Yes, you can get some good quality chairs there, but from what I’ve experienced and from what I’ve read, but do you really expect to get the service you deserve if something happens to the chair?
Aside from quality concerns, you cannot realistically expect great service because they are not specialists in office furniture of any kind. Help finding pens and paper and the like? Really good and thorough. Not so much for office furniture.

I am not necessarily hating on these companies – they always are reliable for good prices on office supplies – but chairs aren’t supplies.  You shouldn’t have to be buying them as much as you buy pens and paper.

Look, I go to these office supply stores for office supplies – I do not consider office chairs part of the office supplies, however.  They are more like, well, furniture.  Completely different.
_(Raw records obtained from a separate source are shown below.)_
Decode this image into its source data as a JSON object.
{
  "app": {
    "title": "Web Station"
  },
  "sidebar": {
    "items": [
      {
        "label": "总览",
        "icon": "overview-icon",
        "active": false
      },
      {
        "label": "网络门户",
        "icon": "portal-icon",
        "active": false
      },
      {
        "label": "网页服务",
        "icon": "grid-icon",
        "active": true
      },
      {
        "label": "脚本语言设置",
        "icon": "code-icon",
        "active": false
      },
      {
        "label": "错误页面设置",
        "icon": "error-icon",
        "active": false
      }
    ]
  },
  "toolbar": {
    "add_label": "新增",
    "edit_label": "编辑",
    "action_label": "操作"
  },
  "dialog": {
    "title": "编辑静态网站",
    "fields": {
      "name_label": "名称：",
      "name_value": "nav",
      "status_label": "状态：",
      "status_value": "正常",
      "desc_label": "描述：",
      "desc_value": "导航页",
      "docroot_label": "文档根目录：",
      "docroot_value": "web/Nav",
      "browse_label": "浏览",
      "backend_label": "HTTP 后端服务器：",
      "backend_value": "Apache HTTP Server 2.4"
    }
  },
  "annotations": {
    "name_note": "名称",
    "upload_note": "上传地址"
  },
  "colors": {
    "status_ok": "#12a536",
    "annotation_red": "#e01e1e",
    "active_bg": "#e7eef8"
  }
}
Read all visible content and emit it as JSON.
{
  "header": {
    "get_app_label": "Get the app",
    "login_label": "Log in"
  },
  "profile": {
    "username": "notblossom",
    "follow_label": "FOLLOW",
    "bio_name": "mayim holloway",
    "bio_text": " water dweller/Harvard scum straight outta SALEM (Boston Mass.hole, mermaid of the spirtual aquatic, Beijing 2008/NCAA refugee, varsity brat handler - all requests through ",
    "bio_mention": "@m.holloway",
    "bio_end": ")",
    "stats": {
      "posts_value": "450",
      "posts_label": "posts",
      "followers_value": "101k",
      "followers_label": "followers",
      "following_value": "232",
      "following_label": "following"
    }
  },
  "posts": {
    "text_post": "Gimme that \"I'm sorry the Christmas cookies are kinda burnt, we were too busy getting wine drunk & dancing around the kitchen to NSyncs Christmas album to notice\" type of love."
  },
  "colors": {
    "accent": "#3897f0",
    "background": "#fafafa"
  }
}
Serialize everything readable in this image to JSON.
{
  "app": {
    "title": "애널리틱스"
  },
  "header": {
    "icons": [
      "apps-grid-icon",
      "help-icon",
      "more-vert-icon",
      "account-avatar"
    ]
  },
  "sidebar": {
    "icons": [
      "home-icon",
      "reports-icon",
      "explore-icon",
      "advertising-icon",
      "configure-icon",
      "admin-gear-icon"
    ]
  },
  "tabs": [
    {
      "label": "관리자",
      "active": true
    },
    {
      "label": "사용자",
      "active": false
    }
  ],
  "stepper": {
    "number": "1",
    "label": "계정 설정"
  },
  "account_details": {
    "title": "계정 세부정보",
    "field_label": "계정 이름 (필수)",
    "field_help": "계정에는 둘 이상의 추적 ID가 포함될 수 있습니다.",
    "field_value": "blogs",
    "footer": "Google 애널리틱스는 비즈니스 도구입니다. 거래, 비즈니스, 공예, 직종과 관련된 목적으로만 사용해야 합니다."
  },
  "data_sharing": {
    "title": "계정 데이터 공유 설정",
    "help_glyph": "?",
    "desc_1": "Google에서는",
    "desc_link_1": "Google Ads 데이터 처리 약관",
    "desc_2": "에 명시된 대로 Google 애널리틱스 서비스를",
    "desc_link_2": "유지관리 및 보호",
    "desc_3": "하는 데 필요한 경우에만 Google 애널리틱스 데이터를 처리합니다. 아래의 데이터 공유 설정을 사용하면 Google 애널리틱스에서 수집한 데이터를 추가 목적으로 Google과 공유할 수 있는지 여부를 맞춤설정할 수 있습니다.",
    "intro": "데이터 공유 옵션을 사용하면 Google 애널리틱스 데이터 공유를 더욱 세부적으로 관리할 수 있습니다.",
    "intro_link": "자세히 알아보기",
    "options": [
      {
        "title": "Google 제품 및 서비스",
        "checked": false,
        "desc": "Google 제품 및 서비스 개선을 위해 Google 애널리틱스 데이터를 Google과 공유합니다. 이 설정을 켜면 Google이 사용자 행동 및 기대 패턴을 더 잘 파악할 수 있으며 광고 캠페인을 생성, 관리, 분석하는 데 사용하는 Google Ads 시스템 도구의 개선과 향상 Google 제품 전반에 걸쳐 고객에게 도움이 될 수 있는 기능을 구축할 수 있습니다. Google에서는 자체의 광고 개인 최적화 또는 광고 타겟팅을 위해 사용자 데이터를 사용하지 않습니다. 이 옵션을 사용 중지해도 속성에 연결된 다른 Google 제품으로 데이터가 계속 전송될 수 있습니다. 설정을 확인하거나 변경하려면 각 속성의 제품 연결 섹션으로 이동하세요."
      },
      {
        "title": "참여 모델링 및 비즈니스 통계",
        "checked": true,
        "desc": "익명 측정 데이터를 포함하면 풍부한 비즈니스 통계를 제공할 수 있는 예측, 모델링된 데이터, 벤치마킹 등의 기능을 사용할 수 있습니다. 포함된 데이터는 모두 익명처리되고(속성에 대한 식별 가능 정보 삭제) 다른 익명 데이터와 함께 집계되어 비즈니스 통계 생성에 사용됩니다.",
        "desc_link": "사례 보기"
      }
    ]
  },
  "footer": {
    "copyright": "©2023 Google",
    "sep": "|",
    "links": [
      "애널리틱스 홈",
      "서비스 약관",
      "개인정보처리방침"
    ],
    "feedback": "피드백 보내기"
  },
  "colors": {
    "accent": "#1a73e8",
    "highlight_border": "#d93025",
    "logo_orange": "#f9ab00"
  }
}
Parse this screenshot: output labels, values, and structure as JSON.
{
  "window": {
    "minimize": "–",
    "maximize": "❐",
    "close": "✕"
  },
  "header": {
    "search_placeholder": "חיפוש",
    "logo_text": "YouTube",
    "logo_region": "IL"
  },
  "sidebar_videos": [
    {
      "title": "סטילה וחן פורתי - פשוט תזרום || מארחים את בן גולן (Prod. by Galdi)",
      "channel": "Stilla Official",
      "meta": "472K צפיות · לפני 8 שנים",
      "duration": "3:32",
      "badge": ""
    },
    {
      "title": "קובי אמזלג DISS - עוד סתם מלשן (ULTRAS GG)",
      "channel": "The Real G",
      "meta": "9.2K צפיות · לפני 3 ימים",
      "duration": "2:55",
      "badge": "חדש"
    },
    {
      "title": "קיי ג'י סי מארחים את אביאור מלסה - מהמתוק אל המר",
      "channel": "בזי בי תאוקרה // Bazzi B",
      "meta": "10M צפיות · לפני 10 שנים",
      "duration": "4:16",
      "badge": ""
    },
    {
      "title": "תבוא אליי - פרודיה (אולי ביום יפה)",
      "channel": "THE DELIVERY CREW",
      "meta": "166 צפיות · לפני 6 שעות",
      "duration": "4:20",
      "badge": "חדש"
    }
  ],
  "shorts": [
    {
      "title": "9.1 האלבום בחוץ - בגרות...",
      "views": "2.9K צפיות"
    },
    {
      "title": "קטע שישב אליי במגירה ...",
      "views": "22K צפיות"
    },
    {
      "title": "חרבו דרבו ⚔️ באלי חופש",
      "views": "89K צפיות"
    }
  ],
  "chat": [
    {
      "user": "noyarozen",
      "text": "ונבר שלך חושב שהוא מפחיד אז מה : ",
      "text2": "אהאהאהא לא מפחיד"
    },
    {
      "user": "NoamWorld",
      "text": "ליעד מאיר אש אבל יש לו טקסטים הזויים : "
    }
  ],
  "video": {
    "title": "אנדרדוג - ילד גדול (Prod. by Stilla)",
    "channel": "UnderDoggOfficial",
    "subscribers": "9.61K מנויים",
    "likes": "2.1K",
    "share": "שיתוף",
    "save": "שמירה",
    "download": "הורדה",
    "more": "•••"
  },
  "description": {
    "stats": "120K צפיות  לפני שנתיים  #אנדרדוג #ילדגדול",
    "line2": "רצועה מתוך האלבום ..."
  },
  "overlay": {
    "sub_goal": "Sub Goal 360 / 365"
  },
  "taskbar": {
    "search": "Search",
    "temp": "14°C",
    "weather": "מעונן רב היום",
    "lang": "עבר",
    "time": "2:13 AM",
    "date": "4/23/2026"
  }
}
Just like you cannot bulk together marketing and accounting functions of a company, you can’t bulk together pens and desks (even though it makes sense they would  be, given that one is used on the other).  It’s a whole different ballgame, and the expertise in the furniture field makes all the difference.

They sell other brands, such as Boss, that we sell.  Those are good brands.  I am just leary and weary of the own brand chairs that they have, for the QC reasons mentioned before.  I have read horror stories on blogs throughout the internet of the bad customer service and quality of these chairs bought at OD and Staples, am I sure there are many more.  Here are some blogs about this stuff: Waiting for the Other Shoe to Drop Blog, specifically one post about an OD/Staples own brand import (Swinton Trading Co.) that went horribly wrong – sort of a reunion point for people that over 2 years have had the same issue!  Or this one, mainly ranting about service: Lockergnome Blog.  So really, it is about going to people who know for whatever you need.  That is basically what I am advocating.

Ultimately though, we can blame these companies all we want, but we as consumers gotta be aware of what they can and can’t provide for us.  Understand the risk you take if you buy an office chair there.

I once bought an Office Depot Chair.  Lasted all of 1 month.  I was young, naive, and full of hope.  Now, we know better, thus we help you sit better. If you got some helpful insight, bad experiences, good experiences, whatever experiences regarding furniture and these companies, lets hear it.